- [EXERCISE INSTRUCTIONS]:
Every record should be copied exactly, and the images omitted.

- [ENTRIES SHOWN]:
━━━━━━━━━━
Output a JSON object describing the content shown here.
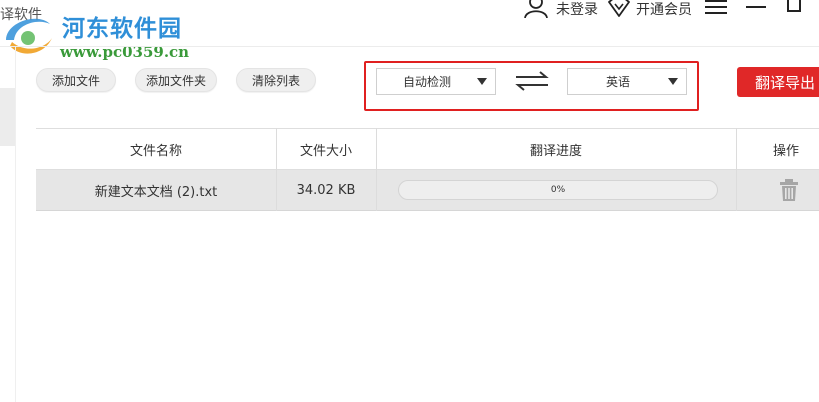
{
  "window": {
    "title_fragment": "译软件"
  },
  "watermark": {
    "name": "河东软件园",
    "url": "www.pc0359.cn"
  },
  "header": {
    "login_label": "未登录",
    "vip_label": "开通会员",
    "icons": [
      "user-icon",
      "vip-diamond-icon",
      "menu-icon",
      "minimize-icon",
      "maximize-icon"
    ]
  },
  "toolbar": {
    "add_file": "添加文件",
    "add_folder": "添加文件夹",
    "clear_list": "清除列表",
    "export": "翻译导出"
  },
  "language": {
    "source": "自动检测",
    "target": "英语",
    "highlight_color": "#e02020"
  },
  "table": {
    "columns": [
      "文件名称",
      "文件大小",
      "翻译进度",
      "操作"
    ],
    "rows": [
      {
        "name": "新建文本文档 (2).txt",
        "size": "34.02 KB",
        "progress_label": "0%",
        "progress": 0
      }
    ]
  },
  "colors": {
    "accent": "#e02828",
    "watermark_blue": "#2f8fd8",
    "watermark_green": "#3a9a3a"
  }
}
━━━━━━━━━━
- [ANSWER AREA]:
Output a JSON object describing the content shown here.
{
  "window": {
    "title_fragment": "译软件"
  },
  "watermark": {
    "name": "河东软件园",
    "url": "www.pc0359.cn"
  },
  "header": {
    "login_label": "未登录",
    "vip_label": "开通会员",
    "icons": [
      "user-icon",
      "vip-diamond-icon",
      "menu-icon",
      "minimize-icon",
      "maximize-icon"
    ]
  },
  "toolbar": {
    "add_file": "添加文件",
    "add_folder": "添加文件夹",
    "clear_list": "清除列表",
    "export": "翻译导出"
  },
  "language": {
    "source": "自动检测",
    "target": "英语",
    "highlight_color": "#e02020"
  },
  "table": {
    "columns": [
      "文件名称",
      "文件大小",
      "翻译进度",
      "操作"
    ],
    "rows": [
      {
        "name": "新建文本文档 (2).txt",
        "size": "34.02 KB",
        "progress_label": "0%",
        "progress": 0
      }
    ]
  },
  "colors": {
    "accent": "#e02828",
    "watermark_blue": "#2f8fd8",
    "watermark_green": "#3a9a3a"
  }
}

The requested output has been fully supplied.